Extracted data entries:
____________

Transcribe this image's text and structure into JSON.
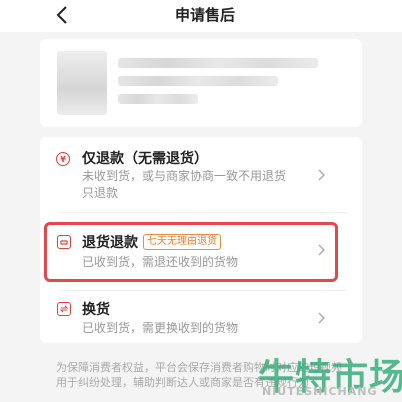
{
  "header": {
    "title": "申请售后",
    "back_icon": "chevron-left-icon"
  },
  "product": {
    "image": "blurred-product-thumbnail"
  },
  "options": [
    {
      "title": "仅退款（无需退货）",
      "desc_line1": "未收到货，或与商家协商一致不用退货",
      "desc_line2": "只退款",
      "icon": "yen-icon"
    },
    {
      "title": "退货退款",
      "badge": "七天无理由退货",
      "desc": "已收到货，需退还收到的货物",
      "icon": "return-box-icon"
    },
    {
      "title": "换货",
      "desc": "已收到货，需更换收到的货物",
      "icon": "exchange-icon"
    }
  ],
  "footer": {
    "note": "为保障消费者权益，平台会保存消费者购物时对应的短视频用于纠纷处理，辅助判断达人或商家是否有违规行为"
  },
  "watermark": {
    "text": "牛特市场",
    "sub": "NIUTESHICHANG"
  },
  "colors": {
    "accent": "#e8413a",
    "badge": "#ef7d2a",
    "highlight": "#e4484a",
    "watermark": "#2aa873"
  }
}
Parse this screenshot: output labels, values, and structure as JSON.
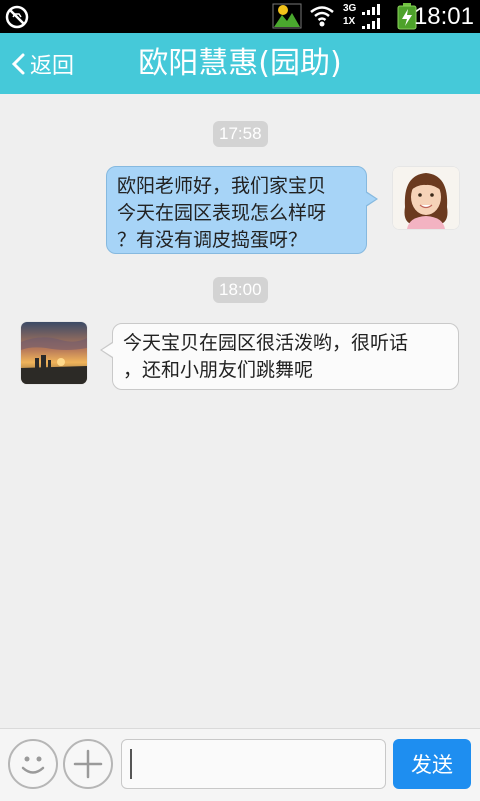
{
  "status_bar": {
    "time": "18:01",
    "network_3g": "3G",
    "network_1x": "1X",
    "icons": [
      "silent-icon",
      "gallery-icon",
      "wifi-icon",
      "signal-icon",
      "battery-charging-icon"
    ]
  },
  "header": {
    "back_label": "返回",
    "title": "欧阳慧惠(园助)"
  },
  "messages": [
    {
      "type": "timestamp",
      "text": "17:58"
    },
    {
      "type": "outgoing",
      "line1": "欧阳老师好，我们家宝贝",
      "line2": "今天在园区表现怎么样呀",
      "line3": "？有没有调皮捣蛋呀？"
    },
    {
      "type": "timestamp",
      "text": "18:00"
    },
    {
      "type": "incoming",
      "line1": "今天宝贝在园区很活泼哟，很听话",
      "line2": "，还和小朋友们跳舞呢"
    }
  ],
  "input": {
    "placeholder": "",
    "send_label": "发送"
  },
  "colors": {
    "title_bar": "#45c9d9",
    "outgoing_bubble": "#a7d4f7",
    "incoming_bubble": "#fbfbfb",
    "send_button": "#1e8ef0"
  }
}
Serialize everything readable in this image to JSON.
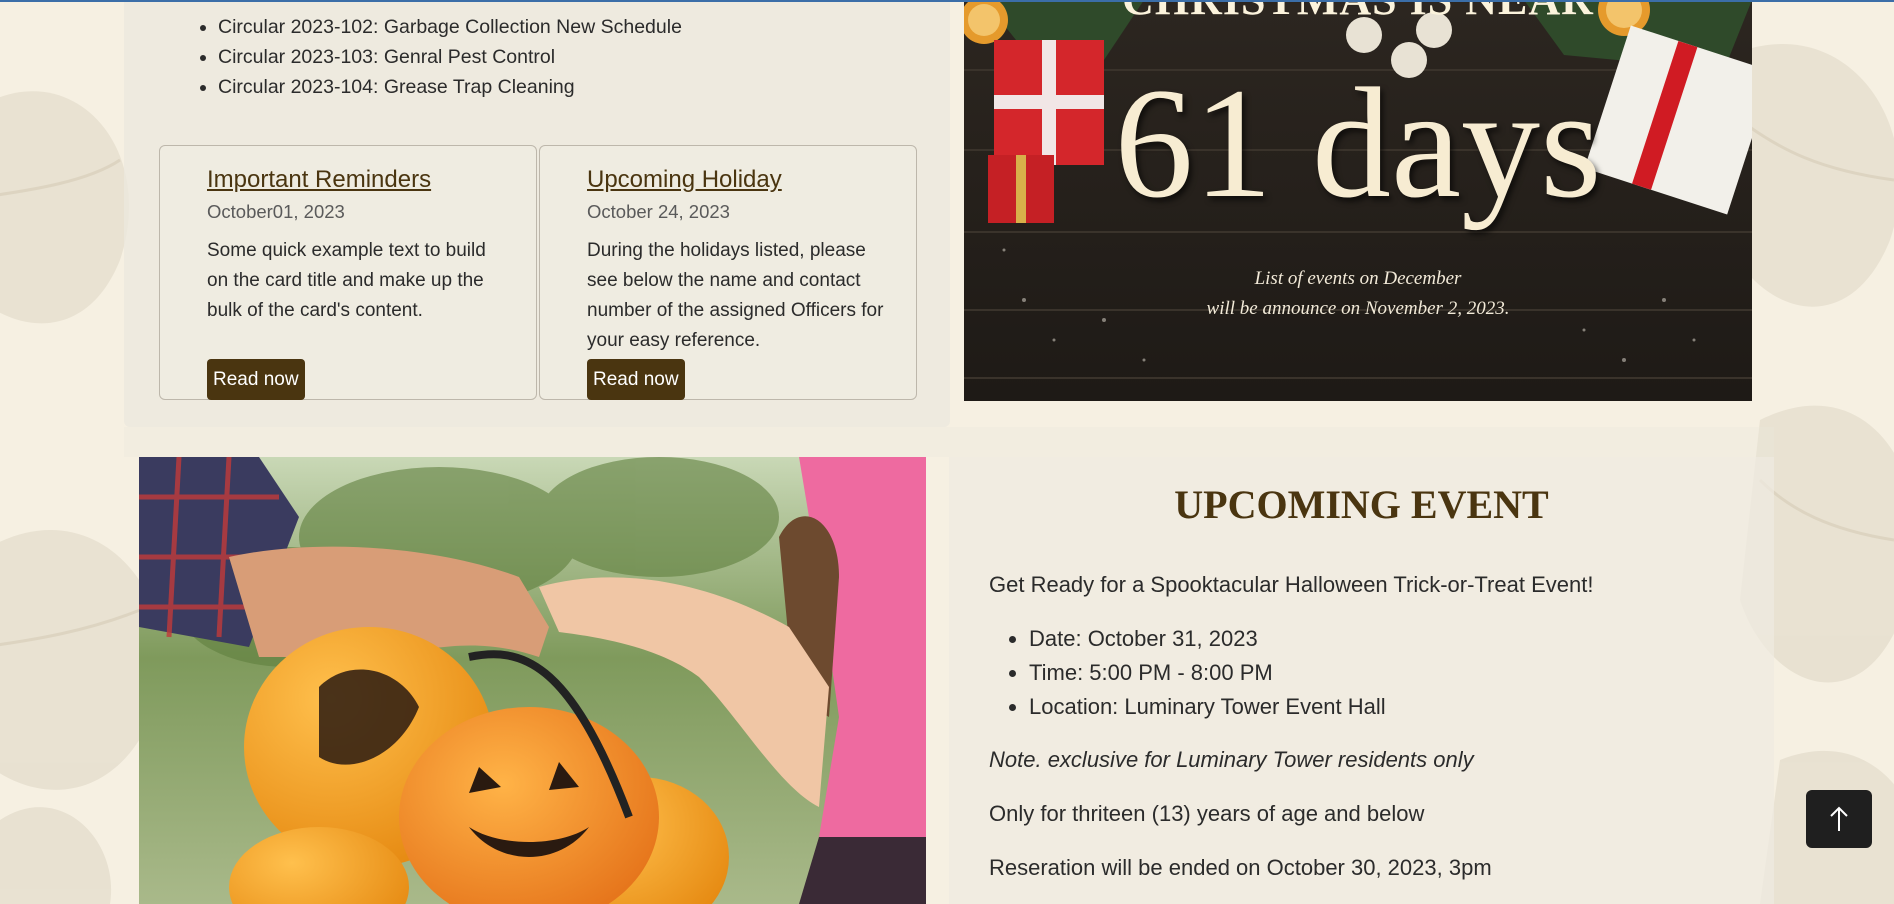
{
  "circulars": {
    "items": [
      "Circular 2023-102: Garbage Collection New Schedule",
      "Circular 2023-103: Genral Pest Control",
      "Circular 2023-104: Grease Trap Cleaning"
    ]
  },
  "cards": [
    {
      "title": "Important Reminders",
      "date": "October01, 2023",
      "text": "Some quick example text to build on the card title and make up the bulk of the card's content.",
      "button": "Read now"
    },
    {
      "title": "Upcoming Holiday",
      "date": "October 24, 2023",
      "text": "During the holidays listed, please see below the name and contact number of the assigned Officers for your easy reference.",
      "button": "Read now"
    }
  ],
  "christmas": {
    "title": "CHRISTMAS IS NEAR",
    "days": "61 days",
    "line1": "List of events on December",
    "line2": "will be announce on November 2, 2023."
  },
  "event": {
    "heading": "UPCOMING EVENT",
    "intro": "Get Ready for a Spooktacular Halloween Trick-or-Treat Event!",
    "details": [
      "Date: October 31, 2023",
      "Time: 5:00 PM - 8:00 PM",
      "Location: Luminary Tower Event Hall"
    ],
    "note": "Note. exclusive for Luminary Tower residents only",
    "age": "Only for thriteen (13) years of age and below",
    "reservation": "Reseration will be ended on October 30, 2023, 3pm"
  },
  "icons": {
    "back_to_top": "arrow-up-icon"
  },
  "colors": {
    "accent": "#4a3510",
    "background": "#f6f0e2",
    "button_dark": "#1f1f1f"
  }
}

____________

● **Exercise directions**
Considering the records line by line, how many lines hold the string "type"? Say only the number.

● **Result**
4